_Your objective_
Whenever a line in the entries includes the word "JSON", copy that line out.

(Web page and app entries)
########################################
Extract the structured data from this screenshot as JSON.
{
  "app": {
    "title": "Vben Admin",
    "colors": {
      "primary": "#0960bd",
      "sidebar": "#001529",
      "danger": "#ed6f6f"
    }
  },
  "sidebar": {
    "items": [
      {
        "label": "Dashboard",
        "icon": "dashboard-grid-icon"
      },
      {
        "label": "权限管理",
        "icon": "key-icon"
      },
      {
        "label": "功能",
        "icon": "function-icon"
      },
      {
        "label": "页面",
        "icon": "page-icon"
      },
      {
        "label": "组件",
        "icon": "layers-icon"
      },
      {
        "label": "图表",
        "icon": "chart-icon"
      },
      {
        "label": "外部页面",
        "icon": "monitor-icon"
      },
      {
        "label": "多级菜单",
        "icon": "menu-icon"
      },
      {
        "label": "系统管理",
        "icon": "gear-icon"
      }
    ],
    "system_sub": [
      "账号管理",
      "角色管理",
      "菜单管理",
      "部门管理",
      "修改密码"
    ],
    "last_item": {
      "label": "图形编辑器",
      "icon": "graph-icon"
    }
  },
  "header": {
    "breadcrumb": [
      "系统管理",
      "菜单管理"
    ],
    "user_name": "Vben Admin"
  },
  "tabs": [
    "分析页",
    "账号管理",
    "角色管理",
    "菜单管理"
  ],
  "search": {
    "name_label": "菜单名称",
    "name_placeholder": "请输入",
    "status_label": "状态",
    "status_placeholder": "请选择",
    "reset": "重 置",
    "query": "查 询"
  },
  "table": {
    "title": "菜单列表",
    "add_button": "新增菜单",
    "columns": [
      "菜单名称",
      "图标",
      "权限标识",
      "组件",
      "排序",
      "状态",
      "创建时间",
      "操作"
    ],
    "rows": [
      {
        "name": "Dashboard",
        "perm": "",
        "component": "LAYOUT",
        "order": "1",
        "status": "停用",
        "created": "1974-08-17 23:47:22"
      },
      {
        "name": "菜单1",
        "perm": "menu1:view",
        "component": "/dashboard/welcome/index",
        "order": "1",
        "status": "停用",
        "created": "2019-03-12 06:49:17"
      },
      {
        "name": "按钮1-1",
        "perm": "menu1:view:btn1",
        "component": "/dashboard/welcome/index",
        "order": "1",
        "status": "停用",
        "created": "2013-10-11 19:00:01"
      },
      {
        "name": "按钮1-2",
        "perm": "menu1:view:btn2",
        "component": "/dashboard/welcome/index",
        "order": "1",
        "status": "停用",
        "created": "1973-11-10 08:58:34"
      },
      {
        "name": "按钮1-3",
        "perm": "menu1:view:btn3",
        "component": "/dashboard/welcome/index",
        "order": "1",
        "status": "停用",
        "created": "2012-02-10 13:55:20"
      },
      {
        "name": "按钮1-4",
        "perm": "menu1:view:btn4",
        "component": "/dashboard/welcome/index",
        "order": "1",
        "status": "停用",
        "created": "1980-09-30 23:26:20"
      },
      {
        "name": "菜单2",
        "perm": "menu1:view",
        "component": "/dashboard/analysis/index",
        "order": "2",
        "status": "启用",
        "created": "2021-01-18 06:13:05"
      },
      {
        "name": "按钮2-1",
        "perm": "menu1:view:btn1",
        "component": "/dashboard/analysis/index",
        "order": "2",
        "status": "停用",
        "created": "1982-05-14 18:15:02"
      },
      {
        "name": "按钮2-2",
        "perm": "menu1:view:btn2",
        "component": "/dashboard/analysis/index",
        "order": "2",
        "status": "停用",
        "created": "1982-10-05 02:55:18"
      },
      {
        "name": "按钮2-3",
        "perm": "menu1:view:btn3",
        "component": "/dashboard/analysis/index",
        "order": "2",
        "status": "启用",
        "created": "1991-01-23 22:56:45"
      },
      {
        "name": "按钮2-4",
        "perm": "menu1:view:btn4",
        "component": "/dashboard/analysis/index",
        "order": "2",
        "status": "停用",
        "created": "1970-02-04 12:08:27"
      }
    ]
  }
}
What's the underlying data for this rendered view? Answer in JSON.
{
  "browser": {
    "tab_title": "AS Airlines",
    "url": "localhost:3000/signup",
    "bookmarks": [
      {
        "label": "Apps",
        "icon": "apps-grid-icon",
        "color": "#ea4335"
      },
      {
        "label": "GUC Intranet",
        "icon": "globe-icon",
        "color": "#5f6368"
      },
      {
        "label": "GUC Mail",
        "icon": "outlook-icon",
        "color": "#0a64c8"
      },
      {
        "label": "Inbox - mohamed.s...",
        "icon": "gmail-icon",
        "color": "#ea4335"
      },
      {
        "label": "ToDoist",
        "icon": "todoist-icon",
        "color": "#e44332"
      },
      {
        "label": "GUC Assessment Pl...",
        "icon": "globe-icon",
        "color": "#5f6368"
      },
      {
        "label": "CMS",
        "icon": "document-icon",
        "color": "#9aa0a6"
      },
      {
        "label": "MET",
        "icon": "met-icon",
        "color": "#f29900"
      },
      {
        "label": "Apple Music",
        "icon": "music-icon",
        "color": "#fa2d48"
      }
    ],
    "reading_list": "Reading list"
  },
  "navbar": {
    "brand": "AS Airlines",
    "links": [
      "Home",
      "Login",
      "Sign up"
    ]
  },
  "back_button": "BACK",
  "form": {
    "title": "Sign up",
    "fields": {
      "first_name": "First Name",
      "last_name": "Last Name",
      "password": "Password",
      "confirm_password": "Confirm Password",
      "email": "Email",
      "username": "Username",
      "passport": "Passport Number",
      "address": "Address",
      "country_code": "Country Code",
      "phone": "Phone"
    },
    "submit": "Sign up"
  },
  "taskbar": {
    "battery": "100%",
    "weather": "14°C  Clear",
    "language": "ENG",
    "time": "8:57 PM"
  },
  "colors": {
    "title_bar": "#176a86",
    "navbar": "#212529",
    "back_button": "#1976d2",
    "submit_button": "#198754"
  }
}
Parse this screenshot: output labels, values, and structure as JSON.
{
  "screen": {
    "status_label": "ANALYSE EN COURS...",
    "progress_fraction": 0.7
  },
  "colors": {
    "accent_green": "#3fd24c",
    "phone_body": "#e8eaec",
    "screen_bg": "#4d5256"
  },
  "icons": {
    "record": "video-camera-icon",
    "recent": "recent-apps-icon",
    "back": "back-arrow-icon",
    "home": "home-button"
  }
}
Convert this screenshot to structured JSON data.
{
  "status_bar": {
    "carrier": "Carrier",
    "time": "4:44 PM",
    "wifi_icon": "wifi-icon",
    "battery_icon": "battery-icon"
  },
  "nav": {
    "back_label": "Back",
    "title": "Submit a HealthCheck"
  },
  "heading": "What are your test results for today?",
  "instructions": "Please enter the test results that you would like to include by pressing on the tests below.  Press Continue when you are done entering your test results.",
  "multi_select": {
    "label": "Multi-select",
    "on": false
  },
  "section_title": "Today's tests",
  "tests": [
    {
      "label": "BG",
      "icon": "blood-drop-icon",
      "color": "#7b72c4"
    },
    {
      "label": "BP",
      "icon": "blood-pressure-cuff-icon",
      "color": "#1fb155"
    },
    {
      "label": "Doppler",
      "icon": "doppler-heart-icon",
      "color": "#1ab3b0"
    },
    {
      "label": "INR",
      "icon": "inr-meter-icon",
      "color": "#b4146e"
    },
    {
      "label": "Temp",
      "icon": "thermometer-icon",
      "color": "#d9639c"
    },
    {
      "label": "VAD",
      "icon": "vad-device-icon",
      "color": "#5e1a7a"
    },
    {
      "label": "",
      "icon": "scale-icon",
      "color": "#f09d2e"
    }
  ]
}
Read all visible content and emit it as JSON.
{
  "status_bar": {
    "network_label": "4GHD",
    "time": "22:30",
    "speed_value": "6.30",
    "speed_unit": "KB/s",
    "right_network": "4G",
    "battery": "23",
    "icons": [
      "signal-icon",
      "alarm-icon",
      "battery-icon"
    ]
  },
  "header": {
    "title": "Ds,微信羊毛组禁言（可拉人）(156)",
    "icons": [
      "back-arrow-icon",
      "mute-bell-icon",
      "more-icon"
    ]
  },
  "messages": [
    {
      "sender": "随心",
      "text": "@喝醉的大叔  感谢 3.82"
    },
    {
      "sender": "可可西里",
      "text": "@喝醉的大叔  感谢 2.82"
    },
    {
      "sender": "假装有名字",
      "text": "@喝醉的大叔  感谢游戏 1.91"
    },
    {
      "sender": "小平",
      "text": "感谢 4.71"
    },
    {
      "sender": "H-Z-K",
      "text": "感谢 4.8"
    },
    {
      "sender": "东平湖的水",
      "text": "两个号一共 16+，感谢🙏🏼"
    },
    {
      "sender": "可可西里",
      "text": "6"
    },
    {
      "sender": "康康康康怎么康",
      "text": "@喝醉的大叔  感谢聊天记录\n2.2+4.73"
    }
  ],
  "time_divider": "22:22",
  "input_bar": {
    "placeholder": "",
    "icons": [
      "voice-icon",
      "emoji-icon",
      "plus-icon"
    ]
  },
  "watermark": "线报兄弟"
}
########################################
_Solved problem_
Extract the structured data from this screenshot as JSON.
What's the underlying data for this rendered view? Answer in JSON.
Parse this screenshot: output labels, values, and structure as JSON.
Convert this screenshot to structured JSON data.
Read all visible content and emit it as JSON.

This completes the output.